>>>>>

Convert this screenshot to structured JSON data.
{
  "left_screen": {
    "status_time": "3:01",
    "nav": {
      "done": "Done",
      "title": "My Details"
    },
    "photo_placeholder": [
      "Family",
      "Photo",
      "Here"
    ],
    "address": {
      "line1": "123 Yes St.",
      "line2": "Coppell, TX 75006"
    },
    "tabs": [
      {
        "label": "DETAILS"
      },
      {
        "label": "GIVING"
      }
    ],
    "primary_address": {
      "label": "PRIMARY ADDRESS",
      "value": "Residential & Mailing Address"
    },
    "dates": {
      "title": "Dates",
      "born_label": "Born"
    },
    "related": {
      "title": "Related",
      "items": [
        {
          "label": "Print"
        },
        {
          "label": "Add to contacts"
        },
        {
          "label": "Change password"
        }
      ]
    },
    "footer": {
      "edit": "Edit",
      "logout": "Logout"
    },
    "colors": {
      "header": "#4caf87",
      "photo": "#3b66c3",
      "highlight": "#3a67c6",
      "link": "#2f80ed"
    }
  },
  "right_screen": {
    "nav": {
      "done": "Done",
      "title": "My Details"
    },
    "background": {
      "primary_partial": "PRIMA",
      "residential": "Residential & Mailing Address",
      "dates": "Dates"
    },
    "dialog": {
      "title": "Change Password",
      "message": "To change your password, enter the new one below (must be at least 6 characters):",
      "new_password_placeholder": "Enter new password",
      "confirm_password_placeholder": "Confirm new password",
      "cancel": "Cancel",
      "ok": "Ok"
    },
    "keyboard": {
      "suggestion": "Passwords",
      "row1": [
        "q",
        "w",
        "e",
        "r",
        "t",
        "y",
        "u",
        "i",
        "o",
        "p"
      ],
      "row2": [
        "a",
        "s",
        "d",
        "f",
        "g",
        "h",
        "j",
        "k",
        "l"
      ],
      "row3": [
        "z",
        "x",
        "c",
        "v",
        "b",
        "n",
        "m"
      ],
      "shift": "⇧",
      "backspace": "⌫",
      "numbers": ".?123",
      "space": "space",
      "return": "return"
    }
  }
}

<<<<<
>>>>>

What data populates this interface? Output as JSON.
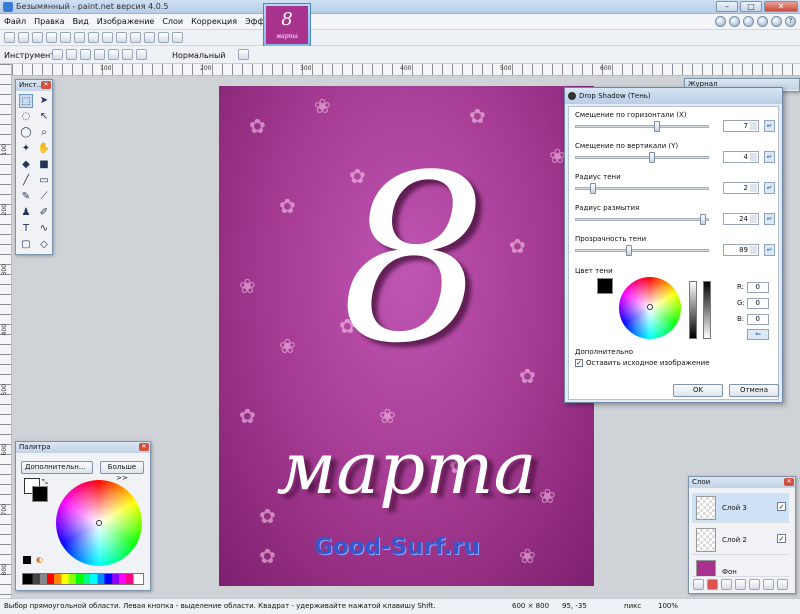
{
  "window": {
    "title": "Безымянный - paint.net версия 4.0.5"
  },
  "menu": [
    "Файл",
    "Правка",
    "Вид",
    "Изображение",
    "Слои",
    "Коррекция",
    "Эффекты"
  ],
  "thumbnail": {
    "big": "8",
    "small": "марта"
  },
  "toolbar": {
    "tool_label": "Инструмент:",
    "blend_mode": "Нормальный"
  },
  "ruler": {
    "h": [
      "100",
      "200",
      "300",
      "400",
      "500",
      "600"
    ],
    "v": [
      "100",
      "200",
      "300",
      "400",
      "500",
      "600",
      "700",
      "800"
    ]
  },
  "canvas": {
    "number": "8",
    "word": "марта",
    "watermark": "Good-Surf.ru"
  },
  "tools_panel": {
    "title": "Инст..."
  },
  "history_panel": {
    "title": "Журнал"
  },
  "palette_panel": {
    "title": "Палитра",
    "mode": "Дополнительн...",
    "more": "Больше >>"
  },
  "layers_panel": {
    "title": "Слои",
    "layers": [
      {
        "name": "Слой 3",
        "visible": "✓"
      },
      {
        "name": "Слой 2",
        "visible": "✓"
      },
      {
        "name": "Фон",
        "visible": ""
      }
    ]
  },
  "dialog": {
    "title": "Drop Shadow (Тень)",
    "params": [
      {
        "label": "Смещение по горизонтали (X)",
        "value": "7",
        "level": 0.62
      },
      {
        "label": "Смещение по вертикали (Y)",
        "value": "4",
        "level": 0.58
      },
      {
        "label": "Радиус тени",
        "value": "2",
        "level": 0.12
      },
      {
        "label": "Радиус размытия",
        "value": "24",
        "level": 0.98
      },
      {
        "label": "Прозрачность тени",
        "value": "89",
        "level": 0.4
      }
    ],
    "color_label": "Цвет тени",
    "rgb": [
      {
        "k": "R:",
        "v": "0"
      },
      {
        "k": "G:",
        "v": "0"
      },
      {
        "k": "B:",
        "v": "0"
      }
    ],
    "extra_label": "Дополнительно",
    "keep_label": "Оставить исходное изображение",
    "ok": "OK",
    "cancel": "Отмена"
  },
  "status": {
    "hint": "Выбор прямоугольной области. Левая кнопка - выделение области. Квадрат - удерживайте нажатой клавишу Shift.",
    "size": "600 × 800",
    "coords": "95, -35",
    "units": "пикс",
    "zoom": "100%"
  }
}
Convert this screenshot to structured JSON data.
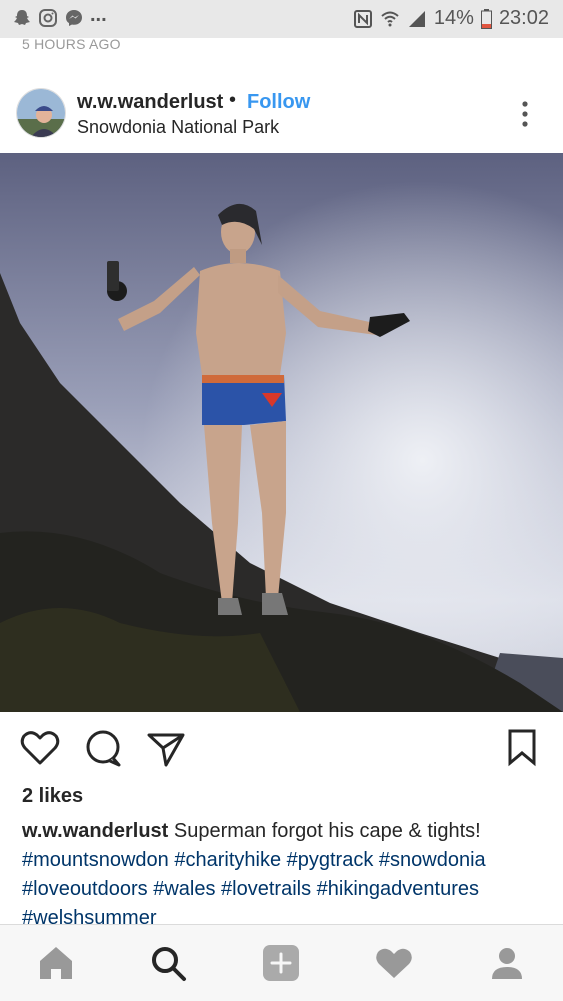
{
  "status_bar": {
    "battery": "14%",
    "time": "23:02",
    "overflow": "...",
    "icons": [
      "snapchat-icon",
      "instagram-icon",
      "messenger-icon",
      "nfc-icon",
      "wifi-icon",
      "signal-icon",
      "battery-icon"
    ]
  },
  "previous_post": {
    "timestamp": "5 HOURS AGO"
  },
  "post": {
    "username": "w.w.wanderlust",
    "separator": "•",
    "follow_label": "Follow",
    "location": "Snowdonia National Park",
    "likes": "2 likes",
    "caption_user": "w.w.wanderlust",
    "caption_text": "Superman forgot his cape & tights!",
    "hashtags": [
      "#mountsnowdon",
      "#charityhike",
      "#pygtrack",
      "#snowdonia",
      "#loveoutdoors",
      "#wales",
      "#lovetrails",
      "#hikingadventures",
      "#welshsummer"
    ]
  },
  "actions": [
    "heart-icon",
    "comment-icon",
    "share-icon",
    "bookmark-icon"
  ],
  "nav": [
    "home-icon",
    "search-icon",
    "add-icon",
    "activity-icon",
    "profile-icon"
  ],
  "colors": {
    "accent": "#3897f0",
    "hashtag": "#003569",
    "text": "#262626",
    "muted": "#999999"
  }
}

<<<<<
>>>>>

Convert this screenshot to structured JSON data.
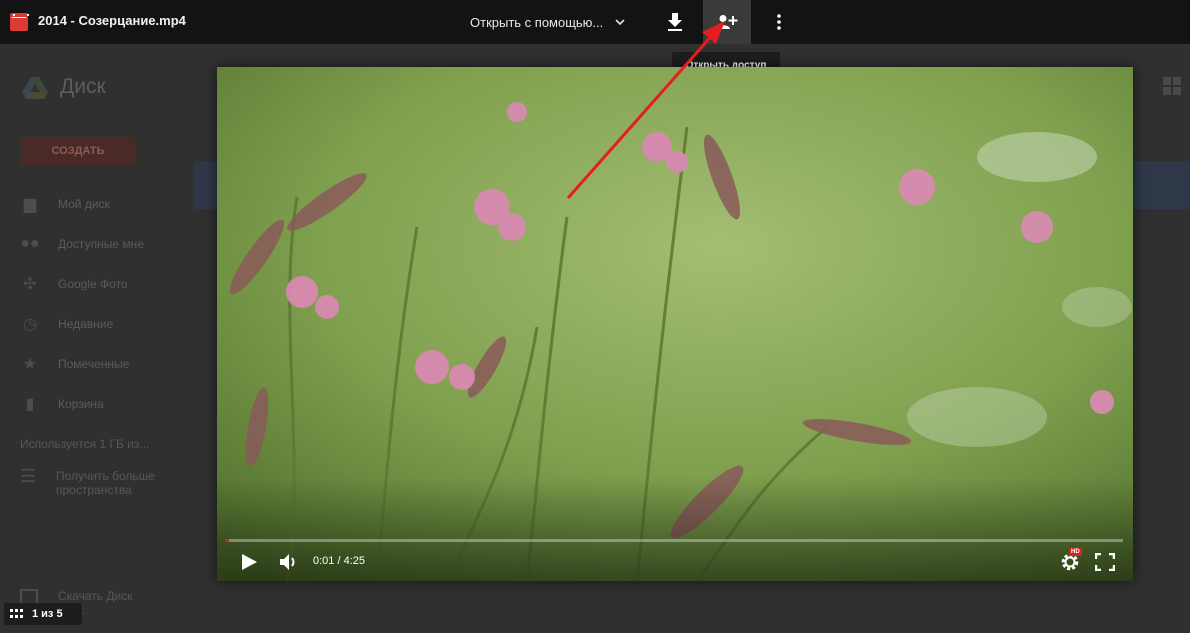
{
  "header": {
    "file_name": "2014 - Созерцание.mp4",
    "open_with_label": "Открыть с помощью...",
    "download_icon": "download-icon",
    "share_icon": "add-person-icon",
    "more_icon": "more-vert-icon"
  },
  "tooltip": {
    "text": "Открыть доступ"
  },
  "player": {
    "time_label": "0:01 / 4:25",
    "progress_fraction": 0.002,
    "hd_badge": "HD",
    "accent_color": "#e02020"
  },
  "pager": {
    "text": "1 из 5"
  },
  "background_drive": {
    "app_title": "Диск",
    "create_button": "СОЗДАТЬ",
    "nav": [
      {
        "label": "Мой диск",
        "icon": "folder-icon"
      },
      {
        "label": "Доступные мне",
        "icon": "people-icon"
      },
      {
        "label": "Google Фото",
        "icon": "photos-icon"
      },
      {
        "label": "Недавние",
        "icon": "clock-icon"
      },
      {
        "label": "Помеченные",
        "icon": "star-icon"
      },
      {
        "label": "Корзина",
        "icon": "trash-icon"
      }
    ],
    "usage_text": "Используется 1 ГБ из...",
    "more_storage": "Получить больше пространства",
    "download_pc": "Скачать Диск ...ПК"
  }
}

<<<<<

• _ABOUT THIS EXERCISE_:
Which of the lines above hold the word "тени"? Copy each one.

• _PROBLEM SOLUTION_:
        "label": "Радиус тени",
        "label": "Прозрачность тени",
    "color_label": "Цвет тени",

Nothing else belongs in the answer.